§ Assignment
Every line of the data should be written out exactly, with the pictures left out.
----- Material for the task -----
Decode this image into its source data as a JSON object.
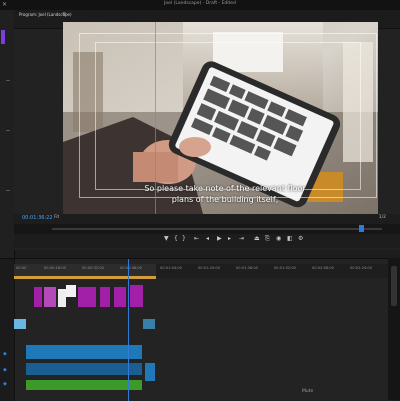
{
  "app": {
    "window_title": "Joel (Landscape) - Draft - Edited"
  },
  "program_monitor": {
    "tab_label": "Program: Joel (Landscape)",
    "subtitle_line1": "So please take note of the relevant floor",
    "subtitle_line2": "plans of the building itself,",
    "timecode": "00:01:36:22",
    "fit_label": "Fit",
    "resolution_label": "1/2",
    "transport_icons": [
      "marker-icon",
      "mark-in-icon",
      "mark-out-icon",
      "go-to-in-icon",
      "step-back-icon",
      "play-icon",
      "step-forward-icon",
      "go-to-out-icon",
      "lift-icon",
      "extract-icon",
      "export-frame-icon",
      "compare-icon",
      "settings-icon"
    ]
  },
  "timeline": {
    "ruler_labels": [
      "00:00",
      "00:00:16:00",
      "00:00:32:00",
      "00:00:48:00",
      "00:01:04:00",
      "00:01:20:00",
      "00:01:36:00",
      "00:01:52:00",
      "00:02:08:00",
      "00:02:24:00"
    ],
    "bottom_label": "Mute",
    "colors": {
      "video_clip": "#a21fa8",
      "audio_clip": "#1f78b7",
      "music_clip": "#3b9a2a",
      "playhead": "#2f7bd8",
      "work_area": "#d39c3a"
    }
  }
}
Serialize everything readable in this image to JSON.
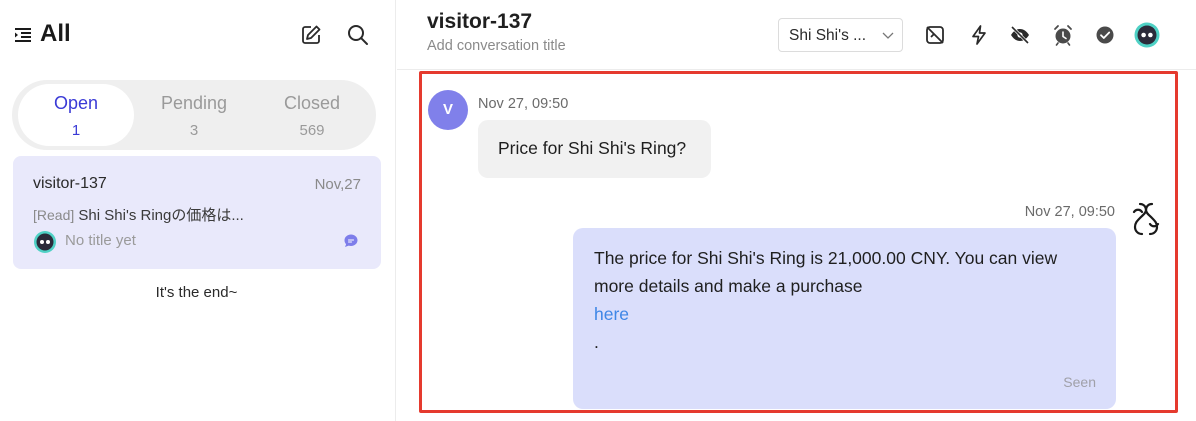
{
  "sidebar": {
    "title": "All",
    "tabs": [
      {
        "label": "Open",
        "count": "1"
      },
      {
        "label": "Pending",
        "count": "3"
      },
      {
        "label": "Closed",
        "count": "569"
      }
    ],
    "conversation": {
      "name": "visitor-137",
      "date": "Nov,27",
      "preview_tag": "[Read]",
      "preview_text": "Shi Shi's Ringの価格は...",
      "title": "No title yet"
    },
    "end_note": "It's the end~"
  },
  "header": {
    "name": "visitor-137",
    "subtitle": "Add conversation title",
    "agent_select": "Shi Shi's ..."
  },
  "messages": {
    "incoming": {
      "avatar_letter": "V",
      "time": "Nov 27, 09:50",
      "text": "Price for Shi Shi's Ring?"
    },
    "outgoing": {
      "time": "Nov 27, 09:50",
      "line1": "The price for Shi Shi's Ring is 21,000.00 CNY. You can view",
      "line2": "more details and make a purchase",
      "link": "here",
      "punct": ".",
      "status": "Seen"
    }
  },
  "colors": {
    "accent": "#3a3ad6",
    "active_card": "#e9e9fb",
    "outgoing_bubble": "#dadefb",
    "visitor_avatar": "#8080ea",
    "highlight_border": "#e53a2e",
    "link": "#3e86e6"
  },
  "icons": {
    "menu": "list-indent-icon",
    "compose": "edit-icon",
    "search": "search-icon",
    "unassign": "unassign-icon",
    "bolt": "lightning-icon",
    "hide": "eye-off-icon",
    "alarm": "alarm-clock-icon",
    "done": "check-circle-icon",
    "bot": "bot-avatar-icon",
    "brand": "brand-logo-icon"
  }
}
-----
§ Output below
Decode this image into its source data as a JSON object.
{
  "app": {
    "window_title": "Joel (Landscape) - Draft - Edited"
  },
  "program_monitor": {
    "tab_label": "Program: Joel (Landscape)",
    "subtitle_line1": "So please take note of the relevant floor",
    "subtitle_line2": "plans of the building itself,",
    "timecode": "00:01:36:22",
    "fit_label": "Fit",
    "resolution_label": "1/2",
    "transport_icons": [
      "marker-icon",
      "mark-in-icon",
      "mark-out-icon",
      "go-to-in-icon",
      "step-back-icon",
      "play-icon",
      "step-forward-icon",
      "go-to-out-icon",
      "lift-icon",
      "extract-icon",
      "export-frame-icon",
      "compare-icon",
      "settings-icon"
    ]
  },
  "timeline": {
    "ruler_labels": [
      "00:00",
      "00:00:16:00",
      "00:00:32:00",
      "00:00:48:00",
      "00:01:04:00",
      "00:01:20:00",
      "00:01:36:00",
      "00:01:52:00",
      "00:02:08:00",
      "00:02:24:00"
    ],
    "bottom_label": "Mute",
    "colors": {
      "video_clip": "#a21fa8",
      "audio_clip": "#1f78b7",
      "music_clip": "#3b9a2a",
      "playhead": "#2f7bd8",
      "work_area": "#d39c3a"
    }
  }
}
Serialize everything readable in this image to JSON.
{
  "sidebar": {
    "title": "All",
    "tabs": [
      {
        "label": "Open",
        "count": "1"
      },
      {
        "label": "Pending",
        "count": "3"
      },
      {
        "label": "Closed",
        "count": "569"
      }
    ],
    "conversation": {
      "name": "visitor-137",
      "date": "Nov,27",
      "preview_tag": "[Read]",
      "preview_text": "Shi Shi's Ringの価格は...",
      "title": "No title yet"
    },
    "end_note": "It's the end~"
  },
  "header": {
    "name": "visitor-137",
    "subtitle": "Add conversation title",
    "agent_select": "Shi Shi's ..."
  },
  "messages": {
    "incoming": {
      "avatar_letter": "V",
      "time": "Nov 27, 09:50",
      "text": "Price for Shi Shi's Ring?"
    },
    "outgoing": {
      "time": "Nov 27, 09:50",
      "line1": "The price for Shi Shi's Ring is 21,000.00 CNY. You can view",
      "line2": "more details and make a purchase",
      "link": "here",
      "punct": ".",
      "status": "Seen"
    }
  },
  "colors": {
    "accent": "#3a3ad6",
    "active_card": "#e9e9fb",
    "outgoing_bubble": "#dadefb",
    "visitor_avatar": "#8080ea",
    "highlight_border": "#e53a2e",
    "link": "#3e86e6"
  },
  "icons": {
    "menu": "list-indent-icon",
    "compose": "edit-icon",
    "search": "search-icon",
    "unassign": "unassign-icon",
    "bolt": "lightning-icon",
    "hide": "eye-off-icon",
    "alarm": "alarm-clock-icon",
    "done": "check-circle-icon",
    "bot": "bot-avatar-icon",
    "brand": "brand-logo-icon"
  }
}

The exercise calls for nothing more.